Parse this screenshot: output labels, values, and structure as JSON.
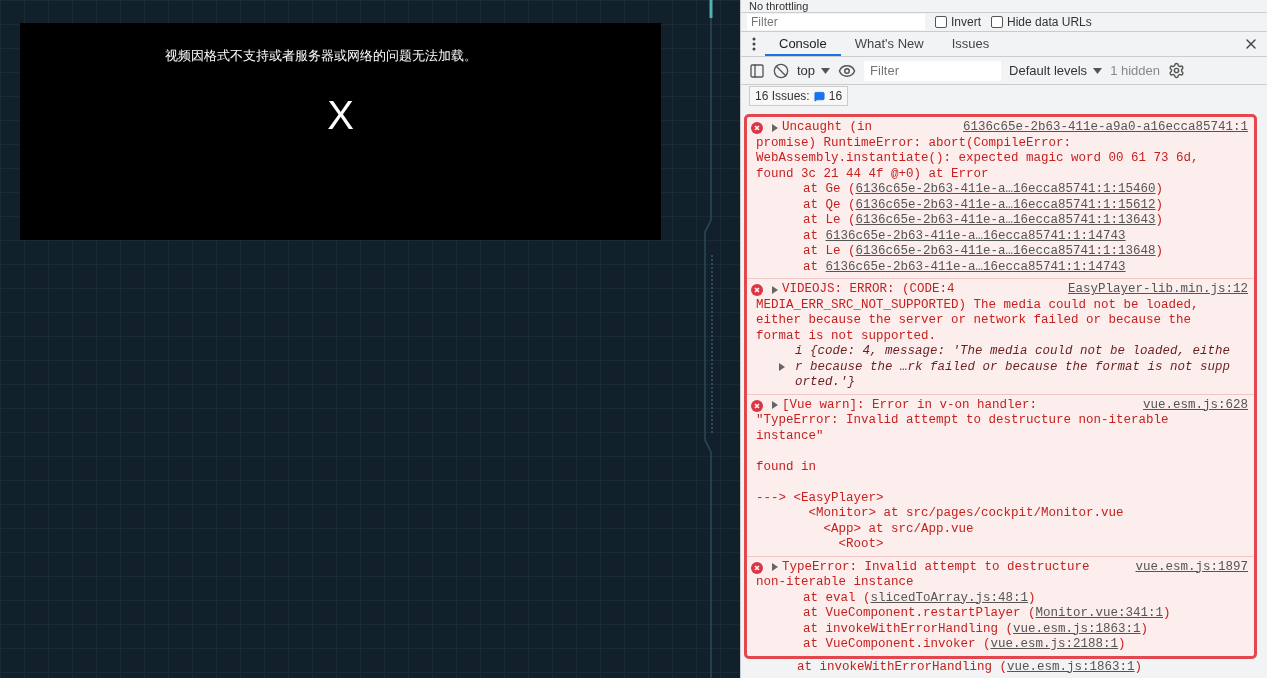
{
  "network_bar": {
    "throttling": "No throttling"
  },
  "filter_bar": {
    "placeholder": "Filter",
    "options": [
      {
        "label": "Invert",
        "checked": false
      },
      {
        "label": "Hide data URLs",
        "checked": false
      }
    ]
  },
  "video": {
    "message": "视频因格式不支持或者服务器或网络的问题无法加载。",
    "close": "X"
  },
  "drawer": {
    "tabs": [
      {
        "label": "Console",
        "selected": true
      },
      {
        "label": "What's New",
        "selected": false
      },
      {
        "label": "Issues",
        "selected": false
      }
    ]
  },
  "toolbar": {
    "context": "top",
    "filter_placeholder": "Filter",
    "levels": "Default levels",
    "hidden": "1 hidden"
  },
  "issues": {
    "label": "16 Issues:",
    "count": "16"
  },
  "messages": [
    {
      "kind": "error",
      "expanded": false,
      "source": "6136c65e-2b63-411e-a9a0-a16ecca85741:1",
      "head": [
        "Uncaught (in",
        "promise) RuntimeError: abort(CompileError:",
        "WebAssembly.instantiate(): expected magic word 00 61 73 6d,",
        "found 3c 21 44 4f @+0) at Error"
      ],
      "frames": [
        {
          "before": "at Ge (",
          "link": "6136c65e-2b63-411e-a…16ecca85741:1:15460",
          "after": ")"
        },
        {
          "before": "at Qe (",
          "link": "6136c65e-2b63-411e-a…16ecca85741:1:15612",
          "after": ")"
        },
        {
          "before": "at Le (",
          "link": "6136c65e-2b63-411e-a…16ecca85741:1:13643",
          "after": ")"
        },
        {
          "before": "at",
          "link": "6136c65e-2b63-411e-a…16ecca85741:1:14743"
        },
        {
          "before": "at Le (",
          "link": "6136c65e-2b63-411e-a…16ecca85741:1:13648",
          "after": ")"
        },
        {
          "before": "at",
          "link": "6136c65e-2b63-411e-a…16ecca85741:1:14743"
        }
      ]
    },
    {
      "kind": "error",
      "expanded": false,
      "source": "EasyPlayer-lib.min.js:12",
      "head": [
        "VIDEOJS: ERROR: (CODE:4",
        "MEDIA_ERR_SRC_NOT_SUPPORTED) The media could not be loaded,",
        "either because the server or network failed or because the",
        "format is not supported."
      ],
      "object": {
        "expanded": false,
        "lines": [
          "i {code: 4, message: 'The media could not be loaded, eithe",
          "r because the …rk failed or because the format is not supp",
          "orted.'}"
        ]
      }
    },
    {
      "kind": "error",
      "expanded": false,
      "source": "vue.esm.js:628",
      "head": [
        "[Vue warn]: Error in v-on handler:",
        "\"TypeError: Invalid attempt to destructure non-iterable",
        "instance\""
      ],
      "paragraphs": [
        [
          "found in"
        ],
        [
          "---> <EasyPlayer>",
          "       <Monitor> at src/pages/cockpit/Monitor.vue",
          "         <App> at src/App.vue",
          "           <Root>"
        ]
      ]
    },
    {
      "kind": "error",
      "expanded": false,
      "source": "vue.esm.js:1897",
      "head": [
        "TypeError: Invalid attempt to destructure",
        "non-iterable instance"
      ],
      "frames": [
        {
          "before": "at eval (",
          "link": "slicedToArray.js:48:1",
          "after": ")"
        },
        {
          "before": "at VueComponent.restartPlayer (",
          "link": "Monitor.vue:341:1",
          "after": ")"
        },
        {
          "before": "at invokeWithErrorHandling (",
          "link": "vue.esm.js:1863:1",
          "after": ")"
        },
        {
          "before": "at VueComponent.invoker (",
          "link": "vue.esm.js:2188:1",
          "after": ")"
        }
      ]
    }
  ],
  "trailing_frame": {
    "before": "at invokeWithErrorHandling (",
    "link": "vue.esm.js:1863:1",
    "after": ")"
  }
}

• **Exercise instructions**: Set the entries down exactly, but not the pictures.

• **Reply**:
Parse this screenshot: output labels, values, and structure as JSON.
{
  "network_bar": {
    "throttling": "No throttling"
  },
  "filter_bar": {
    "placeholder": "Filter",
    "options": [
      {
        "label": "Invert",
        "checked": false
      },
      {
        "label": "Hide data URLs",
        "checked": false
      }
    ]
  },
  "video": {
    "message": "视频因格式不支持或者服务器或网络的问题无法加载。",
    "close": "X"
  },
  "drawer": {
    "tabs": [
      {
        "label": "Console",
        "selected": true
      },
      {
        "label": "What's New",
        "selected": false
      },
      {
        "label": "Issues",
        "selected": false
      }
    ]
  },
  "toolbar": {
    "context": "top",
    "filter_placeholder": "Filter",
    "levels": "Default levels",
    "hidden": "1 hidden"
  },
  "issues": {
    "label": "16 Issues:",
    "count": "16"
  },
  "messages": [
    {
      "kind": "error",
      "expanded": false,
      "source": "6136c65e-2b63-411e-a9a0-a16ecca85741:1",
      "head": [
        "Uncaught (in",
        "promise) RuntimeError: abort(CompileError:",
        "WebAssembly.instantiate(): expected magic word 00 61 73 6d,",
        "found 3c 21 44 4f @+0) at Error"
      ],
      "frames": [
        {
          "before": "at Ge (",
          "link": "6136c65e-2b63-411e-a…16ecca85741:1:15460",
          "after": ")"
        },
        {
          "before": "at Qe (",
          "link": "6136c65e-2b63-411e-a…16ecca85741:1:15612",
          "after": ")"
        },
        {
          "before": "at Le (",
          "link": "6136c65e-2b63-411e-a…16ecca85741:1:13643",
          "after": ")"
        },
        {
          "before": "at",
          "link": "6136c65e-2b63-411e-a…16ecca85741:1:14743"
        },
        {
          "before": "at Le (",
          "link": "6136c65e-2b63-411e-a…16ecca85741:1:13648",
          "after": ")"
        },
        {
          "before": "at",
          "link": "6136c65e-2b63-411e-a…16ecca85741:1:14743"
        }
      ]
    },
    {
      "kind": "error",
      "expanded": false,
      "source": "EasyPlayer-lib.min.js:12",
      "head": [
        "VIDEOJS: ERROR: (CODE:4",
        "MEDIA_ERR_SRC_NOT_SUPPORTED) The media could not be loaded,",
        "either because the server or network failed or because the",
        "format is not supported."
      ],
      "object": {
        "expanded": false,
        "lines": [
          "i {code: 4, message: 'The media could not be loaded, eithe",
          "r because the …rk failed or because the format is not supp",
          "orted.'}"
        ]
      }
    },
    {
      "kind": "error",
      "expanded": false,
      "source": "vue.esm.js:628",
      "head": [
        "[Vue warn]: Error in v-on handler:",
        "\"TypeError: Invalid attempt to destructure non-iterable",
        "instance\""
      ],
      "paragraphs": [
        [
          "found in"
        ],
        [
          "---> <EasyPlayer>",
          "       <Monitor> at src/pages/cockpit/Monitor.vue",
          "         <App> at src/App.vue",
          "           <Root>"
        ]
      ]
    },
    {
      "kind": "error",
      "expanded": false,
      "source": "vue.esm.js:1897",
      "head": [
        "TypeError: Invalid attempt to destructure",
        "non-iterable instance"
      ],
      "frames": [
        {
          "before": "at eval (",
          "link": "slicedToArray.js:48:1",
          "after": ")"
        },
        {
          "before": "at VueComponent.restartPlayer (",
          "link": "Monitor.vue:341:1",
          "after": ")"
        },
        {
          "before": "at invokeWithErrorHandling (",
          "link": "vue.esm.js:1863:1",
          "after": ")"
        },
        {
          "before": "at VueComponent.invoker (",
          "link": "vue.esm.js:2188:1",
          "after": ")"
        }
      ]
    }
  ],
  "trailing_frame": {
    "before": "at invokeWithErrorHandling (",
    "link": "vue.esm.js:1863:1",
    "after": ")"
  }
}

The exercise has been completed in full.